What is a parable in the Bible

Keyword: parable

The word describes a speech in pictures and comparisons. Jesus often used this linguistic form for his preaching. A good third of the words he has handed down are parables. In terms of content, they are about God and his kingdom. They show what God is like, how he treats people and what he expects from them. The parables want to convince the audience, encourage them to think along and to rethink; they challenge him to a decision. A total of four basic forms of parables can be distinguished.

(1) A parable in the narrower sense is a comparison that is designed in the form of a narrative. In it, Jesus makes everyday things such as sowing and reaping, baking bread or looking for a lost piece of money as an image of the reality of the kingdom of God. For example, the parable of the mustard seed (Mark 4: 30-32) points to the contrast between the tiny seed and the large mustard plant. In this way it encourages trust that something as inconceivably great as the kingdom of God will actually grow from the inconspicuous beginnings that are already visible in the present. The use of the pictures makes what is meant immediately understandable and serves to ensure that the parables stick well in the mind.

(2) The parable: It takes a one-off, extraordinary case as a comparative figure (e.g. The Workers in the Vineyard, Matthew 20: 1-15; The Prodigal Son, Luke 15: 11-32), which directly communicates the message clearly illustrated.

With the parable in the narrower sense (1) and with the parabola (2) it is important to find the point of comparison, i.e. the "crucial point". Not all individual moves should be interpreted.

(3) The allegory: In contrast to this, the individual components of the allegory are to be interpreted (e.g. in Mark 12: 1-12 the vineyard, the owner, the tenant, etc.).

(4) The example narration: It demonstrates the intended matter in a practical case that serves as an inviting or deterring example (e.g. The Good Samaritan, Luke 10: 29-37; From the rich peasant, Luke 12: 16-21; From the Pharisee and tax collector, Luke 18: 9-14).
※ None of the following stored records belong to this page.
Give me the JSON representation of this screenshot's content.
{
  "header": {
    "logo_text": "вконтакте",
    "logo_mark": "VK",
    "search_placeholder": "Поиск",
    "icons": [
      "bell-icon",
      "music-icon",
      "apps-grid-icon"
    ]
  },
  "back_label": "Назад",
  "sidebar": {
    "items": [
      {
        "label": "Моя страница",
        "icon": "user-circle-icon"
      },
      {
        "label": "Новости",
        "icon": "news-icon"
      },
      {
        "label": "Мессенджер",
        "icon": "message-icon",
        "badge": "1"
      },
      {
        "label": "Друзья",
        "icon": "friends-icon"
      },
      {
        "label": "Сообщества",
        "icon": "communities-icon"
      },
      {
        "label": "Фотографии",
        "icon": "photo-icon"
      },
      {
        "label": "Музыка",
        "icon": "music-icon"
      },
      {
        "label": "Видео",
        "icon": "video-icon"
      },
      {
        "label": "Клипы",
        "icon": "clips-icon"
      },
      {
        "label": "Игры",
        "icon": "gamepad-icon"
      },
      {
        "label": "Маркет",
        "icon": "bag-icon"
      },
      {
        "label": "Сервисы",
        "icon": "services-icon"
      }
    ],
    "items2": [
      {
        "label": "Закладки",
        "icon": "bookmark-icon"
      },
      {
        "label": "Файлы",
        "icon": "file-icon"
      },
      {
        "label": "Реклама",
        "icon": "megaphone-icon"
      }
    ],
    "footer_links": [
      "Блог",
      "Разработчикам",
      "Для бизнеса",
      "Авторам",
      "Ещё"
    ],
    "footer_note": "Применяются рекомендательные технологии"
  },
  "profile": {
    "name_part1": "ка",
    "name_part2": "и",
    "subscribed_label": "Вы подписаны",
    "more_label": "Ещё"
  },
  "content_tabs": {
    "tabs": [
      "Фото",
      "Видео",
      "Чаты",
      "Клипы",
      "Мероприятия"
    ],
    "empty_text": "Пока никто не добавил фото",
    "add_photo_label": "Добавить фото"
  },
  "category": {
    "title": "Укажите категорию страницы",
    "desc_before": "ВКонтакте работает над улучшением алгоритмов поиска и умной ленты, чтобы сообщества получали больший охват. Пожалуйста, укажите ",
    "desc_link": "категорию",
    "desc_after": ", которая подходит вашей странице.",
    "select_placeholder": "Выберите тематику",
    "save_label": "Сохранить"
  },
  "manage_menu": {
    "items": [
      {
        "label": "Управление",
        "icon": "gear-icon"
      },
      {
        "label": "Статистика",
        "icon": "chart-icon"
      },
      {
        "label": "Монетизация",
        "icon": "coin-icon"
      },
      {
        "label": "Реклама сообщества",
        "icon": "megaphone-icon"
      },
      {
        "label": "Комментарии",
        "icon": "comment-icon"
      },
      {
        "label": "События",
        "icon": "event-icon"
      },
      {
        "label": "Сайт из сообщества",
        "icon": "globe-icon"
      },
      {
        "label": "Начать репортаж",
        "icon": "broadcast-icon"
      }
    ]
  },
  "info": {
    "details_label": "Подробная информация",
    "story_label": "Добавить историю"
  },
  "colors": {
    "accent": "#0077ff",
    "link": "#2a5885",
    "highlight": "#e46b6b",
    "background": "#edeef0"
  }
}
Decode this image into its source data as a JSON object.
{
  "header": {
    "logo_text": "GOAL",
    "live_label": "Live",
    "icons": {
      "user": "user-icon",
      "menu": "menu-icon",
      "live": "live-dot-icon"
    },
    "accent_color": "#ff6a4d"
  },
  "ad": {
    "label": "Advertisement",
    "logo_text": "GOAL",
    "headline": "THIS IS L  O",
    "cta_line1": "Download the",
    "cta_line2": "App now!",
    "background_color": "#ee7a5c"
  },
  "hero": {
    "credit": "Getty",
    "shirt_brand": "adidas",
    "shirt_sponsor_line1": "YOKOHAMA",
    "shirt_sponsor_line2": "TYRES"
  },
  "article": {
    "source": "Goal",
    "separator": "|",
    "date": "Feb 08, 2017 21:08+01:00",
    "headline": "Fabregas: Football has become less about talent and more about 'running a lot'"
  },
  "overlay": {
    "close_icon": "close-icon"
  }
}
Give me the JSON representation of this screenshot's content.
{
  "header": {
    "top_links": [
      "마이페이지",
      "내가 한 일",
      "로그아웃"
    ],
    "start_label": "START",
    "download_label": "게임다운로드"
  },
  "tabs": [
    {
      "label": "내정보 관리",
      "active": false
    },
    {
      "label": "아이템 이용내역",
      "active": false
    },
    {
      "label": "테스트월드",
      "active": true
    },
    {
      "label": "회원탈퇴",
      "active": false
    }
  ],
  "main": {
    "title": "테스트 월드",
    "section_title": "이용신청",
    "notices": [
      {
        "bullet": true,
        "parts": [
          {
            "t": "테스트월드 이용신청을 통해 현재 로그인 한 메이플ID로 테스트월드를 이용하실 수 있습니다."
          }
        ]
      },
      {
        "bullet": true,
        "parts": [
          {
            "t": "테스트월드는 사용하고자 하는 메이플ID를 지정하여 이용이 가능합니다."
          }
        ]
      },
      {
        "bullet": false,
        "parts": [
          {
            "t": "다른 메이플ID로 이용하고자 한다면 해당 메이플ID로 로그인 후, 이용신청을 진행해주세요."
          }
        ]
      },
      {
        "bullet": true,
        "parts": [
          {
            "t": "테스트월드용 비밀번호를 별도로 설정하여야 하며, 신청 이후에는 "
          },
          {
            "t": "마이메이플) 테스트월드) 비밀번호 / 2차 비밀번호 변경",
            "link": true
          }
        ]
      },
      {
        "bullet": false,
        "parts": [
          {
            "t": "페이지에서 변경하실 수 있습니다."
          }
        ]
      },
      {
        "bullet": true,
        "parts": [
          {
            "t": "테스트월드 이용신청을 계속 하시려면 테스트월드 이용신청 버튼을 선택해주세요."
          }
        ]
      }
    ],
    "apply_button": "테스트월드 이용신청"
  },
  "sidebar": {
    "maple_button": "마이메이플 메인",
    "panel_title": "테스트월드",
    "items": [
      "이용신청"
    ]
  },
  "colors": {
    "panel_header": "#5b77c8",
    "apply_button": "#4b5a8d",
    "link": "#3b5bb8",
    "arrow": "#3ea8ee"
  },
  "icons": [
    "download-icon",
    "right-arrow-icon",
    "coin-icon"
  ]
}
Greek name form of the Hebrew name Yeshua.
Literally "Kingdom of God".
Fenced hill or mountainside where vines are grown. Vineyards are common in the land of the Bible. The grapes and the wine are among the most important foods.
Member of a Jewish faith group who took biblical laws very seriously.
For example, they levied customs duties on goods at city gates on behalf of the Roman government, and in doing so also managed to save money.